| WORK TO BE COMPLETED |
In the records that follow, find each line with the word "photo" and copy it.

| DATA FOR ANALYSIS |
Start of Block
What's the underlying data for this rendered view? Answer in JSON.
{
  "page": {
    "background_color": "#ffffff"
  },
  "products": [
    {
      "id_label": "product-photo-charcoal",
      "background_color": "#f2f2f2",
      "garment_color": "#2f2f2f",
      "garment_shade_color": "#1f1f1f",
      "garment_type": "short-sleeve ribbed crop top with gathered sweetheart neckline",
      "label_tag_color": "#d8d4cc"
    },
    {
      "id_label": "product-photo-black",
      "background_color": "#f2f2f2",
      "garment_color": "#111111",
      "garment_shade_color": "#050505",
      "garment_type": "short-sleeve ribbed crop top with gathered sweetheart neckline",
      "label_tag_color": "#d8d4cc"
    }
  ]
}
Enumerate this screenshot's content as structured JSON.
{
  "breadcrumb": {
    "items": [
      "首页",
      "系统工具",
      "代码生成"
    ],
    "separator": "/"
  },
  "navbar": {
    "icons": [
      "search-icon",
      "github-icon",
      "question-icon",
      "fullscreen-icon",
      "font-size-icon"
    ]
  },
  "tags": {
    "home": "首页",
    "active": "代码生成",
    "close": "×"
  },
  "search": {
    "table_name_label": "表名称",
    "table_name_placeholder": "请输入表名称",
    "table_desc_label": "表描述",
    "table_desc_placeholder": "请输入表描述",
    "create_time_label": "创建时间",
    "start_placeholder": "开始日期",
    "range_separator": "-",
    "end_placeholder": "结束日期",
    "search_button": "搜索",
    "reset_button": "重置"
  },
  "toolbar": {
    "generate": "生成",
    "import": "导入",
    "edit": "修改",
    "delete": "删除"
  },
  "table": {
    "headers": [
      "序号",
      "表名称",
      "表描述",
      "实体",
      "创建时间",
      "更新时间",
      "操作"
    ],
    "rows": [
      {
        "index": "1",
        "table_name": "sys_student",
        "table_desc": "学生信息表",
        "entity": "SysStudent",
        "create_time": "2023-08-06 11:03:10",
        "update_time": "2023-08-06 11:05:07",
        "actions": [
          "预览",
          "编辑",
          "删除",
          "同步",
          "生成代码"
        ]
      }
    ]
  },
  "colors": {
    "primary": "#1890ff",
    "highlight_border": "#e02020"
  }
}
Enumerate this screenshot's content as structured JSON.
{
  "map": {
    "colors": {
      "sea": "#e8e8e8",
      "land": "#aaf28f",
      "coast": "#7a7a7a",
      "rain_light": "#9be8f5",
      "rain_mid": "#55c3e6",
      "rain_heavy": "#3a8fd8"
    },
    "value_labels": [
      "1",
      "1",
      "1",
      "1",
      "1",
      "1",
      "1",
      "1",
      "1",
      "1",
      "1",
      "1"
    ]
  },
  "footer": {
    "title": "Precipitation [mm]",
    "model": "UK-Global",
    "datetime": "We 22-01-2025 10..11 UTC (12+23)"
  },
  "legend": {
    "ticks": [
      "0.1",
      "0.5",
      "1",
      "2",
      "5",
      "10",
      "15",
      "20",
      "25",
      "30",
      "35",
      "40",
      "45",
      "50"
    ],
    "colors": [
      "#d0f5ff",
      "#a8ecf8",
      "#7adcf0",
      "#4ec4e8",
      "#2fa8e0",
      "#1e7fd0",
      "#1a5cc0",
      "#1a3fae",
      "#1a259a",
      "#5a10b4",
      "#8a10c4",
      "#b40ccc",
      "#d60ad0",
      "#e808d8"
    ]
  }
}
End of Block
| EXERCISE ANSWER |
      "id_label": "product-photo-charcoal",
      "id_label": "product-photo-black",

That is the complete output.